Cause of Chemical Plant Explosion in Germany Still Unknown

August 09, 2021 by Stephanie Leonida

Recently in the Leverkusen area of Germany, an explosion and fire struck the chemical plant, Chempark, leaving in its wake several fatalities and many injured.

Industrial environments can be full of explosive or flammable materials. Although many standards and regulations are put into place by the local governments, explosions are not always preventable or predictable. 

Last year, a factory in Serbia exploded, injuring many. A similar event happened again recently when a Renesas factory caught fire, ultimately halting chip production at the facility until authorities could get it under control. This time, an explosion hit the industrial area of Leverkusen in Germany at the Chempark chemical plant, which took the lives of several people and left more than 30 injured. 

These kinds of explosions can often happen from undetected leaks, failed sensors, or mechanical wear that goes undiagnosed for too long. Control and automation experts working in these environments may not fully understand what happened after an event like this for weeks, or even months.



One of the plant’s employees has been seriously injured, and five others have been reported as missing. The disaster took place on the morning of Tuesday, July 27. When explosions like this happen, it usually takes a bit of time to diagnose the root cause. Since the incident, there have not been any reports from the facility or Chempark on what potentially caused the explosion. 


A photo showing Chempark where over 5,000 chemicals are manufactured. Image used courtesy of © Raimond Spekking / CC BY-SA 3.0 (via Wikimedia Commons)


Plant managers and investigators have been working around the clock to find out what specifically caused the explosion and how they can prevent it from happening again in the future. This article will discuss what the public does know about the explosion so far. 


The Potential Dangers of the Chemicals 

In Leverkusen, where Chempark is located, around 5,000 chemicals produced by industry are manufactured, processed, and disposed of. The plant focuses on producing nitration and chlorination products, silicon chemistry, aromatics, and fine chemicals. Chempark handles the processing of contaminated hazardous waste at its Bürrig waste management plant. 


Chemical plants are often considered the most high-risk for explosions because of the flammable chemicals.


The site covers 480 hectares and accommodates over 31,500 employees. Chempark accommodates the needs of companies in the industrial, chemical, and pharmaceutical industries. Some of the chemical companies using the site include Lanxess and Bayer

Before the explosion, the site operator of Chempark, Currenta, was sold by Bayer and Lanxess in 2019 to Macquarie Infrastructure and Real Assets for $4.12 billion.


The Explosion

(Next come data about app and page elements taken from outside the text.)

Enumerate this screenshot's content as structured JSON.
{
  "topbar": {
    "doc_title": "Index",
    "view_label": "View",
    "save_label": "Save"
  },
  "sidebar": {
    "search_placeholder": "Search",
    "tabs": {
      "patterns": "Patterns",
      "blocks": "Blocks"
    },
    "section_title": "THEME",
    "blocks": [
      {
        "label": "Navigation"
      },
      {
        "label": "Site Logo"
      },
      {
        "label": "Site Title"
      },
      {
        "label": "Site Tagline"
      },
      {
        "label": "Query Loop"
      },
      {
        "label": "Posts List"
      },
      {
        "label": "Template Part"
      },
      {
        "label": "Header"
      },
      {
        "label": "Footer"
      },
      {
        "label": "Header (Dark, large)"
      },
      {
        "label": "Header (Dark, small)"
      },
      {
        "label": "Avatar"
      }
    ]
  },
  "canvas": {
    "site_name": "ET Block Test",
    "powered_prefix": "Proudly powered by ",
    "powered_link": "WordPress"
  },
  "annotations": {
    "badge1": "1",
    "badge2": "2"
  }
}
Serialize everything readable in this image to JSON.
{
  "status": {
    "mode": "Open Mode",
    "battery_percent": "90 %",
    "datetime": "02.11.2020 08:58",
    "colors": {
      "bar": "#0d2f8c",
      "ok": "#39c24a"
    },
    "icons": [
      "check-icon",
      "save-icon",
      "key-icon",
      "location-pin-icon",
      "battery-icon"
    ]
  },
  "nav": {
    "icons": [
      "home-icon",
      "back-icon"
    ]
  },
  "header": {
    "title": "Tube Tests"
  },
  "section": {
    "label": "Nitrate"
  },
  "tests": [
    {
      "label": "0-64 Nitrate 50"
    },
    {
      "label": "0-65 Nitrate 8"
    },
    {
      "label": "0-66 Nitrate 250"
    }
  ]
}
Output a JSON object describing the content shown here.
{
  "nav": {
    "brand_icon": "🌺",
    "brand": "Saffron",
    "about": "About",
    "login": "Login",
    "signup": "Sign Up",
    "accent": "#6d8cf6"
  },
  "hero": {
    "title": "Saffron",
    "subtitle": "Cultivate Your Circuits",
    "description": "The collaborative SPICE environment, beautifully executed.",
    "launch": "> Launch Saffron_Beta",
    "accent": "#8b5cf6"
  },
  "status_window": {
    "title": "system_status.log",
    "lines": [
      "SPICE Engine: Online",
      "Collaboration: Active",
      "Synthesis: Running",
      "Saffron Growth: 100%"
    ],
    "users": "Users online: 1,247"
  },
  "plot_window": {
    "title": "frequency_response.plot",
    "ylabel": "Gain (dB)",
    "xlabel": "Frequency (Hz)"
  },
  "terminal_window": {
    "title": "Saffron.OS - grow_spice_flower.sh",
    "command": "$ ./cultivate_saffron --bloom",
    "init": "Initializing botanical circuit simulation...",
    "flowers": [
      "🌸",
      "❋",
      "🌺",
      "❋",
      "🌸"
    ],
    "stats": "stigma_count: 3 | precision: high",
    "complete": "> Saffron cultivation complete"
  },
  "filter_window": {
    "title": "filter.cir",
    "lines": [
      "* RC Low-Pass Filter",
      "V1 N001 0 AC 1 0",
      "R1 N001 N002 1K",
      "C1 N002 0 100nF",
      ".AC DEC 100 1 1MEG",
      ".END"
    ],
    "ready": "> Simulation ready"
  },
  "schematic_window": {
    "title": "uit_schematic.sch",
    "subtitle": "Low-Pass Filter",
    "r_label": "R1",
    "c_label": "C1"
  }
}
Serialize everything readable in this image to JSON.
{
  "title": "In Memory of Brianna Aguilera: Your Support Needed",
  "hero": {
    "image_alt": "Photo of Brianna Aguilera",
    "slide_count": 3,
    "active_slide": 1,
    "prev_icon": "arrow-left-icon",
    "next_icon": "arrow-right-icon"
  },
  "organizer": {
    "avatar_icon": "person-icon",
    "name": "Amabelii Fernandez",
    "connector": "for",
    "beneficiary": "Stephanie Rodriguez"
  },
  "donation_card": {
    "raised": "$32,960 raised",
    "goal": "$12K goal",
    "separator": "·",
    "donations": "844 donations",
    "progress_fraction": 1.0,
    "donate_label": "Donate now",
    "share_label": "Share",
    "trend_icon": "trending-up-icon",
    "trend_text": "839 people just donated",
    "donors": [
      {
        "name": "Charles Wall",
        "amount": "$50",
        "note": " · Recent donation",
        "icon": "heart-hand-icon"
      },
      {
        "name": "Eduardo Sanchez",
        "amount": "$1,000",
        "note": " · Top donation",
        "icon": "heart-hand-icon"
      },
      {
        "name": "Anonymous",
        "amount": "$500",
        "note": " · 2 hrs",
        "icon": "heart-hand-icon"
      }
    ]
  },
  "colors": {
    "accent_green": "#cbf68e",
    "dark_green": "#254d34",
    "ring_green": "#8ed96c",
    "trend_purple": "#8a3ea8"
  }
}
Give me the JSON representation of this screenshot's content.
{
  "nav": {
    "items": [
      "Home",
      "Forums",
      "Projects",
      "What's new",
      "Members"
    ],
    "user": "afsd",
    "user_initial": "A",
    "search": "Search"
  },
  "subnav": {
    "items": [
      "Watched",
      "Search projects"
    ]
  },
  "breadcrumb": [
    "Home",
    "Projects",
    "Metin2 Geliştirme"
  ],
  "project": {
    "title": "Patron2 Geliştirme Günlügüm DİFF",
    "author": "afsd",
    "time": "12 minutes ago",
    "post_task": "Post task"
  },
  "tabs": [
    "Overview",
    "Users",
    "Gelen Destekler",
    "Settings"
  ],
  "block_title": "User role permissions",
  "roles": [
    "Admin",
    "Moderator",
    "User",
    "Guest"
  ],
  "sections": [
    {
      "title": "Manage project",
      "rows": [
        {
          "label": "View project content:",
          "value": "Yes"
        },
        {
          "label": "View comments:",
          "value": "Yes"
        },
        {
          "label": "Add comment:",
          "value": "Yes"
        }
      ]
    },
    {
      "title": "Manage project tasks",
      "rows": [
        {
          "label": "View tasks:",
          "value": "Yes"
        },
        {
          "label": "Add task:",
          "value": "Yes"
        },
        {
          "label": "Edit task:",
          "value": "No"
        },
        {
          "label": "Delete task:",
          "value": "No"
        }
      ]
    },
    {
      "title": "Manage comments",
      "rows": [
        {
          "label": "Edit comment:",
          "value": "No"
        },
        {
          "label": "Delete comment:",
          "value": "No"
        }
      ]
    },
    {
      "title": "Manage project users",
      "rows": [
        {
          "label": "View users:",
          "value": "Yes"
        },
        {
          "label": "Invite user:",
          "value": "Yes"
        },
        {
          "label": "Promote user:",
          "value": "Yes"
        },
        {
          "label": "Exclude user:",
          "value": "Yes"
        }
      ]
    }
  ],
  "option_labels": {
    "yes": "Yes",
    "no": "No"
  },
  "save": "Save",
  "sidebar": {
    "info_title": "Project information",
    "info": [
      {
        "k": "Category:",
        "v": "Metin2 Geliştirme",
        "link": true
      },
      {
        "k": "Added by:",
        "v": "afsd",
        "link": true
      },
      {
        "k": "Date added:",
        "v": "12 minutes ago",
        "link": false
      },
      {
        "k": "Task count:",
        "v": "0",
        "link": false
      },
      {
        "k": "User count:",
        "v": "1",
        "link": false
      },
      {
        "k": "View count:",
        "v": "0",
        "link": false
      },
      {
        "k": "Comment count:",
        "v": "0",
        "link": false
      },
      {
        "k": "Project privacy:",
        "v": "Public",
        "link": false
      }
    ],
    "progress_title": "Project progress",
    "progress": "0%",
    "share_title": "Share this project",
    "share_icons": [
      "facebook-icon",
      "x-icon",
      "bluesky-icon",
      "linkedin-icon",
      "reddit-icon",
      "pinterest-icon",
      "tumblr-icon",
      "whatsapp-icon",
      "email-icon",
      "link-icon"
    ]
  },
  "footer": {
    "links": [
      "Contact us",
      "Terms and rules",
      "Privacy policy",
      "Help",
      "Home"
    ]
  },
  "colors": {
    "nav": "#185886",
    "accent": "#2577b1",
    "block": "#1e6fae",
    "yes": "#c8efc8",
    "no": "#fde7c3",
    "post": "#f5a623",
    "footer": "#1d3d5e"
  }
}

An explosion occurred on the day of the event, followed by a fire in Chempark’s Bürrig disposal center. Solvents were being burned during the incident, which could be what led to such disastrous events. 

Chempark is investigating with authorities to get to the bottom of this issue. The plant fire brigade, professional fire brigade, and an air test van have been employed since the explosion. The German Civil Protection Agency has a mobile app that alerted sirens and emergency alerts to warn citizens of "extreme danger.” 


The black smoke from a chemical explosion.


As a precaution, residents of the Leverkusen area were asked to close all doors and windows to help protect them against any toxic fumes issuing in the form of plumes of smoke from the explosion and fire. Nearby motorways were also closed, and drivers were told to avoid the area. At present, the area has been given the all-clear. While the search for the five missing employees continues, administrative employees that were once asked to leave Chempark because of a temporarily unsecured power supply can now return. The conditions at Chepark have now been designated safe, and a power supply has now been secured.

In a recent news release from Chempark, Manager Lars Friedrick, commented, “My thoughts are with the injured and loved ones. The search for the missing is still going on at full speed. Unfortunately, the hope of finding them alive is dwindling.”

The Control Automation Editorial Team will be following all breaking news on this story as more information on the explosion becomes available.